If we try to do Church without Christ, then the Law is all that is left. The Law’s main job is to show us our need for Christ. If we insist on continuing without Christ then all that is left of the Law is its condemnation.
Many people have become experts at hiding the condemnation of the Law. Since it is the nature of the Law to judge, and nobody likes to be judged, other phrases for the law have become popular. People say they are “living the victorious Christian life,” or “living a life of purpose,” or “living the sanctified life,” or any number of other catchy euphemisms for “living by the Law.” All of these phrases sound so righteous, so holy. Whatever people call it, though, it is all about what you do—your testimony, your choices, your example, your lifestyle. And whenever it is about what you do, it is the Law.
Jesus had a simple teaching about how well we must keep the Law in order for this to be successful. Matthew records His words: “You therefore must be perfect, as your heavenly Father is perfect.” Are you as perfect as God the Father in Heaven? If Christ is not in your boat; if you are trying to live by the law, then perfection is all that counts. Adam and Eve only had to commit one sin to let death into the world. If you are to live by the Law, you cannot commit even one sin.
How are you doing on that? Have you ever lied to your mother, even once? Then you are a liar. Have you taken even a pencil home from the office without permission? Then you are a thief. Have you ever hated anyone … ever? Then you are a murderer. Have you ever had a fantasy about someone other than your spouse? Then you are an adulterer. Have you ever failed to protect someone’s reputation when you heard a story about them? Then you are a slanderer.
The Holy Spirit inspired the prophet Isaiah to write: “All our righteous deeds are like a polluted garment.” Other translations say, “like filthy rags.” If even our righteous deeds condemn us, what chance do we have?
That is why it is so important that Christ be kept in the Church. When Jesus walked out onto the water and got into the boat, the headwind went away. When Jesus is in the Church, He takes away the headwind of our sins. Jesus is the one who is the perfect husband to His bride, the Church. Jesus is the perfect Son who does the will of his Father. Jesus is the one who is perfect, just as His heavenly Father is perfect.

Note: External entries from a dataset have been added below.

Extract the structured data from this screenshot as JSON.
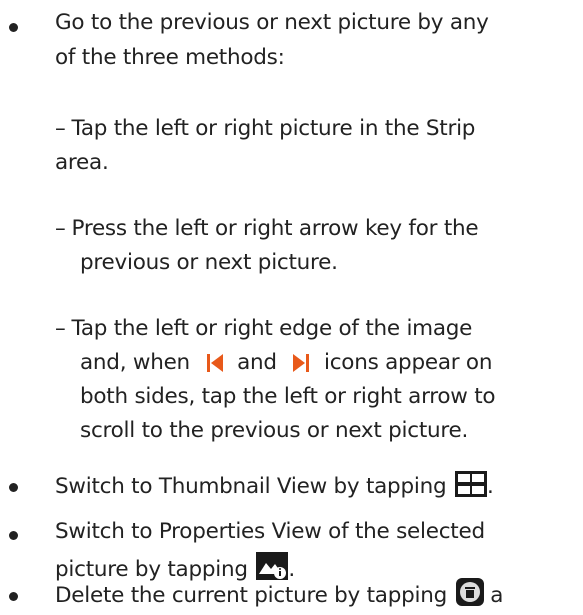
{
  "bullet1": {
    "line1": "Go to the previous or next picture by any",
    "line2": "of the three methods:",
    "method1": {
      "dash": "–",
      "line1": "Tap the left or right picture in the Strip",
      "line2": "area."
    },
    "method2": {
      "dash": "–",
      "line1": "Press the left or right arrow key for the",
      "line2": "previous or next picture."
    },
    "method3": {
      "dash": "–",
      "line1_a": "Tap the left or right edge of the image",
      "line2_a": "and, when",
      "line2_b": "and",
      "line2_c": "icons appear on",
      "line3": "both sides, tap the left or right arrow to",
      "line4": "scroll to the previous or next picture."
    }
  },
  "bullet2": {
    "text": "Switch to Thumbnail View by tapping",
    "after": "."
  },
  "bullet3": {
    "line1": "Switch to Properties View of the selected",
    "line2": "picture by tapping",
    "after": "."
  },
  "bullet4": {
    "text": "Delete the current picture by tapping",
    "after": "a"
  },
  "icons": {
    "prev": "previous-arrow-icon",
    "next": "next-arrow-icon",
    "thumbnail": "thumbnail-view-icon",
    "properties": "properties-view-icon",
    "delete": "delete-trash-icon"
  },
  "colors": {
    "arrow": "#e8591a",
    "text": "#222222"
  }
}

Jesus is the one who gives even sinners like us His perfection in baptism. Jesus is the one who takes away the sin of the world with His suffering and death on the cross. Jesus is the one who opens up heaven for us with His resurrection. Jesus is the one who is always with us in His ascension. Without Jesus, the Church is dead. With Jesus, the church is eternal. The Church only works if Jesus is in the boat.
The Law is good. In fact, the Law is perfect. But the Law is incomplete without the Gospel. Without the Gospel, the Law can only condemn. It can show us that we are sinners. It can show us that we need a savior. But without the Gospel, we don’t know who that savior is. Without the Gospel, we are condemned to try to save ourselves. It is only when Jesus is in the boat—only when the Church proclaims not only the Law, but also the Gospel—that we know we have salvation in Christ Jesus, Our Lord.
Ever since the days of Noah, people have compared the Holy Christian Church to a ship. Yet how can we know that we are on the right ship? When the Word of God, both Law and Gospel, are taught in their truth and purity, and when the Gospel is delivered in the administration of the sacraments according to Christ’s command, there is the true Church.
This, then, is the Holy Christian Church—the ship that sails on the smooth waters and gentle winds of forgiveness in Jesus Christ, the Crucified, even when She is tossed upon the tempests of the world around Her. Whenever and wherever you find this, Jesus is in the boat. And we can take courage, and no longer be afraid.
In His holy (+) name, Amen.